  • madbohem

    i guess this brings up an another question too, considering something a web site can do is provide the same content in different languages to meet the needs of its users… does that content help better define the true content (rather then keyword this, keyword that) and give Google a better degree of gaining whether a site fits in context? after all, there are plenty of words in different languages that have meanings not quite directly translatable, but they can cement the underlining idea

  • http://kustcom.com/ Garratt Campton

    Google will only ever use a certain small percentage of social signals for ranking, as social signals can be easily gamed by spammy tactics. And for the most part all social links do not pass page rank (nofollow, facebook/twitter in particular)

  • http://kustcom.com/ Garratt Campton

    Google will only ever use a certain small percentage of social signals for ranking, as social signals can be easily gamed by spammy tactics. And for the most part all social links do not pass page rank (nofollow, facebook/twitter in particular)

  • http://kustcom.com/ Garratt Campton

    I’m not sure I understand that comment. I have a website that looks beautiful on mobile (have tested on all devices), compared to all my competitors in the market that don’t have responsive templates. Yet in analytics, my bounce rate it around 70%.

    Page load speed is good so that isn’t a factor… I think responsive is mostly hype.

  • http://kustcom.com/ Garratt Campton

    I totally agree, I thought he missed the mark there. Hence why Google is removing long tail results from analytics. It’s So people stop focusing on long tails for rankings and instead focus on building private PR blog networks for rankings.

    Of course that makes no sense… but in all seriousness that is what it has come to. That and spamming youtube videos with 10000’s comment links (which has been working for the past year or more actually extremely well) and on that note: http://youtu.be/1o7jum8489U

  • http://kustcom.com/ Garratt Campton

    I totally agree, I thought he missed the mark there. Hence why Google is removing long tail results from analytics. It’s So people stop focusing on long tails for rankings and instead focus on building private PR blog networks for rankings.

    Of course that makes no sense… but in all seriousness that is what it has come to. That and spamming youtube videos with 10000’s comment links (which has been working for the past year or more actually extremely well) and on that note: http://youtu.be/1o7jum8489U

  • alchemyv

    In the main I agree with Eric, however Link building in my view is not synonymous with public relations because in PR, links are seldomly given.

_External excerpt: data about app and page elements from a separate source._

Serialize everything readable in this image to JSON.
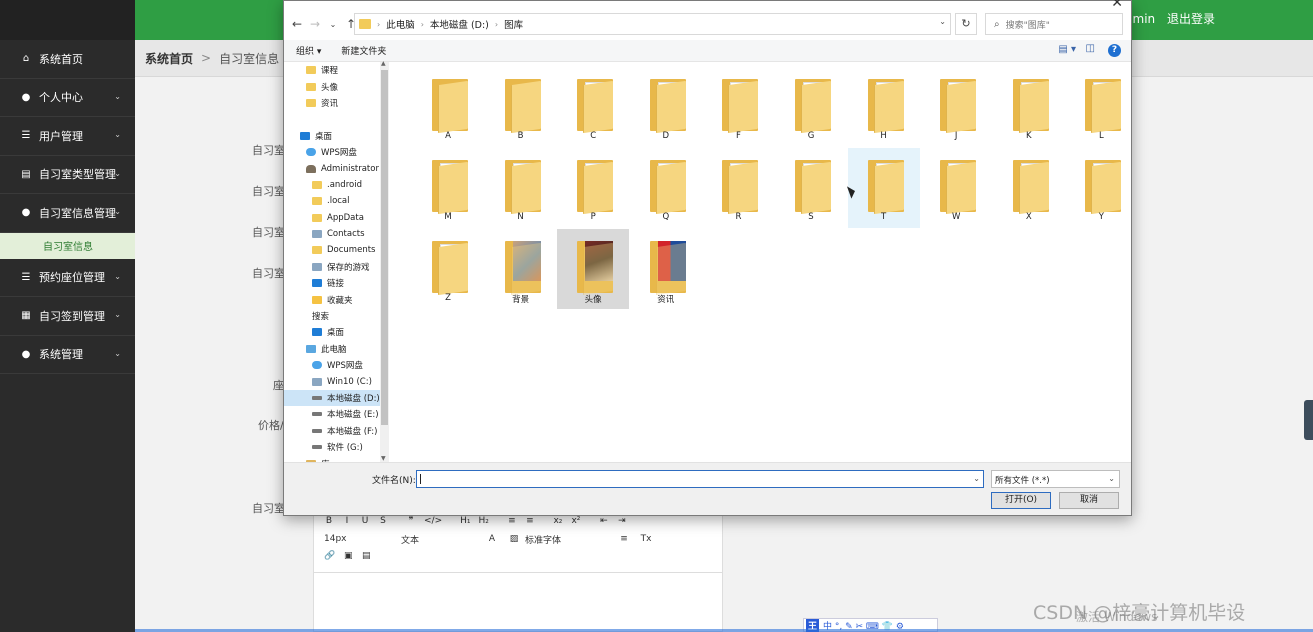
{
  "app": {
    "top_user": "admin",
    "logout": "退出登录",
    "breadcrumb": [
      "系统首页",
      "自习室信息"
    ],
    "sidebar": [
      {
        "label": "系统首页",
        "icon": "home-icon"
      },
      {
        "label": "个人中心",
        "icon": "user-icon"
      },
      {
        "label": "用户管理",
        "icon": "list-icon"
      },
      {
        "label": "自习室类型管理",
        "icon": "clipboard-icon"
      },
      {
        "label": "自习室信息管理",
        "icon": "user-icon"
      },
      {
        "label": "自习室信息",
        "sub": true
      },
      {
        "label": "预约座位管理",
        "icon": "list-icon"
      },
      {
        "label": "自习签到管理",
        "icon": "grid-icon"
      },
      {
        "label": "系统管理",
        "icon": "bulb-icon"
      }
    ],
    "form_labels": [
      "自习室",
      "自习室",
      "自习室",
      "自习室",
      "座",
      "价格/",
      "自习室"
    ],
    "editor": {
      "row1": [
        "B",
        "I",
        "U",
        "S",
        "❞",
        "</>",
        "H₁",
        "H₂",
        "≡",
        "≡",
        "x₂",
        "x²",
        "⇤",
        "⇥"
      ],
      "row2": [
        "14px",
        "文本",
        "标准字体"
      ],
      "row3": [
        "🔗",
        "▣",
        "▤"
      ]
    },
    "watermark": "CSDN @梓豪计算机毕设",
    "watermark2": "激活 Windows"
  },
  "dialog": {
    "close": "✕",
    "address": [
      "此电脑",
      "本地磁盘 (D:)",
      "图库"
    ],
    "search_placeholder": "搜索\"图库\"",
    "toolbar": {
      "organize": "组织 ▾",
      "new_folder": "新建文件夹",
      "help": "?"
    },
    "nav_items": [
      {
        "label": "课程",
        "icon": "folder",
        "indent": 22
      },
      {
        "label": "头像",
        "icon": "folder",
        "indent": 22
      },
      {
        "label": "资讯",
        "icon": "folder",
        "indent": 22
      },
      {
        "label": "",
        "icon": "",
        "indent": 0
      },
      {
        "label": "桌面",
        "icon": "blue",
        "indent": 16
      },
      {
        "label": "WPS网盘",
        "icon": "cloud",
        "indent": 22
      },
      {
        "label": "Administrator",
        "icon": "user",
        "indent": 22
      },
      {
        "label": ".android",
        "icon": "folder",
        "indent": 28
      },
      {
        "label": ".local",
        "icon": "folder",
        "indent": 28
      },
      {
        "label": "AppData",
        "icon": "folder",
        "indent": 28
      },
      {
        "label": "Contacts",
        "icon": "gray",
        "indent": 28
      },
      {
        "label": "Documents",
        "icon": "folder",
        "indent": 28
      },
      {
        "label": "保存的游戏",
        "icon": "gray",
        "indent": 28
      },
      {
        "label": "链接",
        "icon": "blue",
        "indent": 28
      },
      {
        "label": "收藏夹",
        "icon": "star",
        "indent": 28
      },
      {
        "label": "搜索",
        "icon": "search",
        "indent": 28
      },
      {
        "label": "桌面",
        "icon": "blue",
        "indent": 28
      },
      {
        "label": "此电脑",
        "icon": "pc",
        "indent": 22
      },
      {
        "label": "WPS网盘",
        "icon": "cloud",
        "indent": 28
      },
      {
        "label": "Win10 (C:)",
        "icon": "gray",
        "indent": 28
      },
      {
        "label": "本地磁盘 (D:)",
        "icon": "drive",
        "indent": 28,
        "selected": true
      },
      {
        "label": "本地磁盘 (E:)",
        "icon": "drive",
        "indent": 28
      },
      {
        "label": "本地磁盘 (F:)",
        "icon": "drive",
        "indent": 28
      },
      {
        "label": "软件 (G:)",
        "icon": "drive",
        "indent": 28
      },
      {
        "label": "库",
        "icon": "lib",
        "indent": 22
      }
    ],
    "files": [
      {
        "name": "A",
        "type": "empty"
      },
      {
        "name": "B",
        "type": "empty"
      },
      {
        "name": "C",
        "type": "doc"
      },
      {
        "name": "D",
        "type": "doc"
      },
      {
        "name": "F",
        "type": "doc"
      },
      {
        "name": "G",
        "type": "doc"
      },
      {
        "name": "H",
        "type": "doc"
      },
      {
        "name": "J",
        "type": "doc"
      },
      {
        "name": "K",
        "type": "doc"
      },
      {
        "name": "L",
        "type": "doc"
      },
      {
        "name": "M",
        "type": "doc"
      },
      {
        "name": "N",
        "type": "doc"
      },
      {
        "name": "P",
        "type": "doc"
      },
      {
        "name": "Q",
        "type": "doc"
      },
      {
        "name": "R",
        "type": "doc"
      },
      {
        "name": "S",
        "type": "doc"
      },
      {
        "name": "T",
        "type": "doc",
        "hover": true
      },
      {
        "name": "W",
        "type": "doc"
      },
      {
        "name": "X",
        "type": "doc"
      },
      {
        "name": "Y",
        "type": "doc"
      },
      {
        "name": "Z",
        "type": "doc"
      },
      {
        "name": "背景",
        "type": "pic-bg"
      },
      {
        "name": "头像",
        "type": "pic-head",
        "selected": true
      },
      {
        "name": "资讯",
        "type": "pic-news"
      }
    ],
    "filename_label": "文件名(N):",
    "filename_value": "",
    "filter": "所有文件 (*.*)",
    "open_button": "打开(O)",
    "cancel_button": "取消"
  },
  "ime": {
    "key": "王",
    "items": "中 °, ✎ ✂ ⌨ 👕 ⚙"
  }
}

The PR industry perception is that links in press releases are usually seen as advertorial. Another point is that link building is separate from PR because feature editors generally don’t link to commercial landing pages – they link to the home page. Whereas SEOs do – the highly skilled and creative SEOs will find webmaster guideline friendly and legitimate ways of getting links to those landing pages. Let’s not only forget that search engines also have data on the ultimate metric which is brand searches (perhaps as a result of a mention on broadcast media) which is far more powerful as a measure of reputation than any link could possibly muster – even if links spawn as a result of that mention.

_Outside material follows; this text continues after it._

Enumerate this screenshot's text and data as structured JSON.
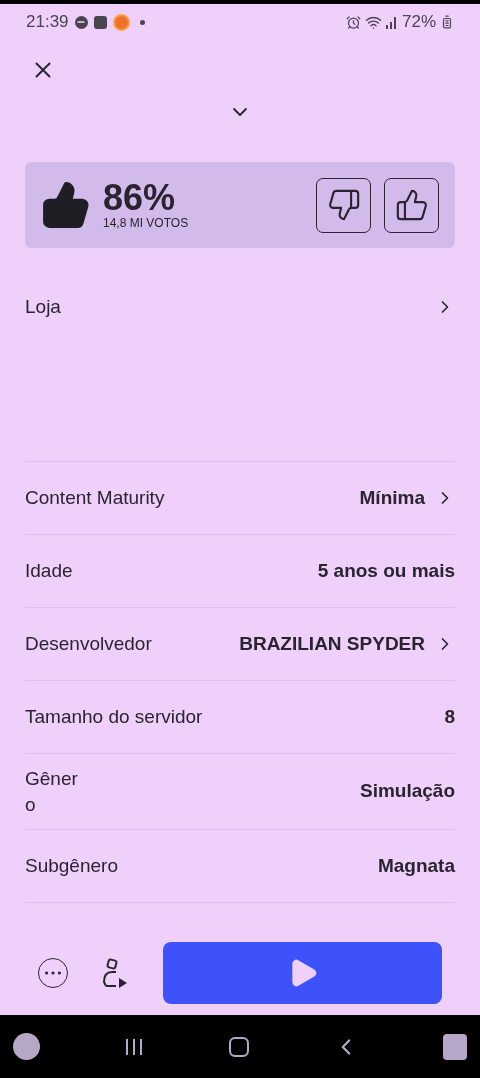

  • alchemyv

    I’m sure we all agree that responsive design is not the golden bullet to high rankings, but that doesn’t mean it is not important nor significant. I must also add that bounce rate in isolation is not the ultimate KPI for engagement.

  • Rock Hillbilly (*Patriot*)

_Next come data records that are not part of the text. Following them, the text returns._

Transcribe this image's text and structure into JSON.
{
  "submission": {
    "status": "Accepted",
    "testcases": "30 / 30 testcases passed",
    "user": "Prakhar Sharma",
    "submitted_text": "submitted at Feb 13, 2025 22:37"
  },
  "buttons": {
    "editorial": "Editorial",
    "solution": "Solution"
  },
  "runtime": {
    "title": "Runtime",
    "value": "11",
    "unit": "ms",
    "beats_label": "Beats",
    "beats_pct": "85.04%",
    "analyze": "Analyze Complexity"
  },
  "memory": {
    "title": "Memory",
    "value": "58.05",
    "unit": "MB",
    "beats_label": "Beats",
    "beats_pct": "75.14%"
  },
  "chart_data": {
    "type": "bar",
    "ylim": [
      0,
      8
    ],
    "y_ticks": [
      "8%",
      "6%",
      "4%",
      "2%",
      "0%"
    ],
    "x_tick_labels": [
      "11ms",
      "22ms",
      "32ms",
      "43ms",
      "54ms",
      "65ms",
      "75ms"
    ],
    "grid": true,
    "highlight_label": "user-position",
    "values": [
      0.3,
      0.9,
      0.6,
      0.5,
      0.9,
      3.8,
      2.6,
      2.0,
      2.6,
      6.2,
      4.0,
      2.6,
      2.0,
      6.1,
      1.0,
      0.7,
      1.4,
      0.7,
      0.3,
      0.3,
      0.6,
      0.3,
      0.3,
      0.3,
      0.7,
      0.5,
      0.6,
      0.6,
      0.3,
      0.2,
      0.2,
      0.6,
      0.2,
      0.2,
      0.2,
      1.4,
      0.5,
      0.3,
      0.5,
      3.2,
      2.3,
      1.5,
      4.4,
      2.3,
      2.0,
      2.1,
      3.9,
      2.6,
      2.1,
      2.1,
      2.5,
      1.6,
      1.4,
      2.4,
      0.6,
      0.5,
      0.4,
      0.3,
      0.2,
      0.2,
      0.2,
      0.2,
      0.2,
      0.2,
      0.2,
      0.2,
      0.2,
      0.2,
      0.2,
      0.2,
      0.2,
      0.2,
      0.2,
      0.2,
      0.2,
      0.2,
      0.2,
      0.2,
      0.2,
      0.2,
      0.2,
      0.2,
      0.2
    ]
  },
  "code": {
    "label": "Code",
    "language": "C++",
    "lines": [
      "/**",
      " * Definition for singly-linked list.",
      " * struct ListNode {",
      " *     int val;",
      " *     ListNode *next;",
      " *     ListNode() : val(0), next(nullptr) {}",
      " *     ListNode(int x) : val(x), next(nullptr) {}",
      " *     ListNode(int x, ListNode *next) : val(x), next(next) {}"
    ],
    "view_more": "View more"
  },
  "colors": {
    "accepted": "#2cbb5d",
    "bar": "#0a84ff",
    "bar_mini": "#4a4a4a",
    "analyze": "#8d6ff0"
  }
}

    The web will eventually go away in vast swaths. Most internet traffic is people looking for either answers to a question, shopping for products, socializing, or looking for media. Walled Gardens and Youtube will eventually own all media. Shopping will get relegated to Major vendors or niche vendors. Socializing will be what it is.. and questions will be answered by the search engine AI.

    The entire thing will be smaller and smarter in a few more years.

  • Rock Hillbilly (*Patriot*)

    Great post. I agree 100%. It’s the “Watson” approach.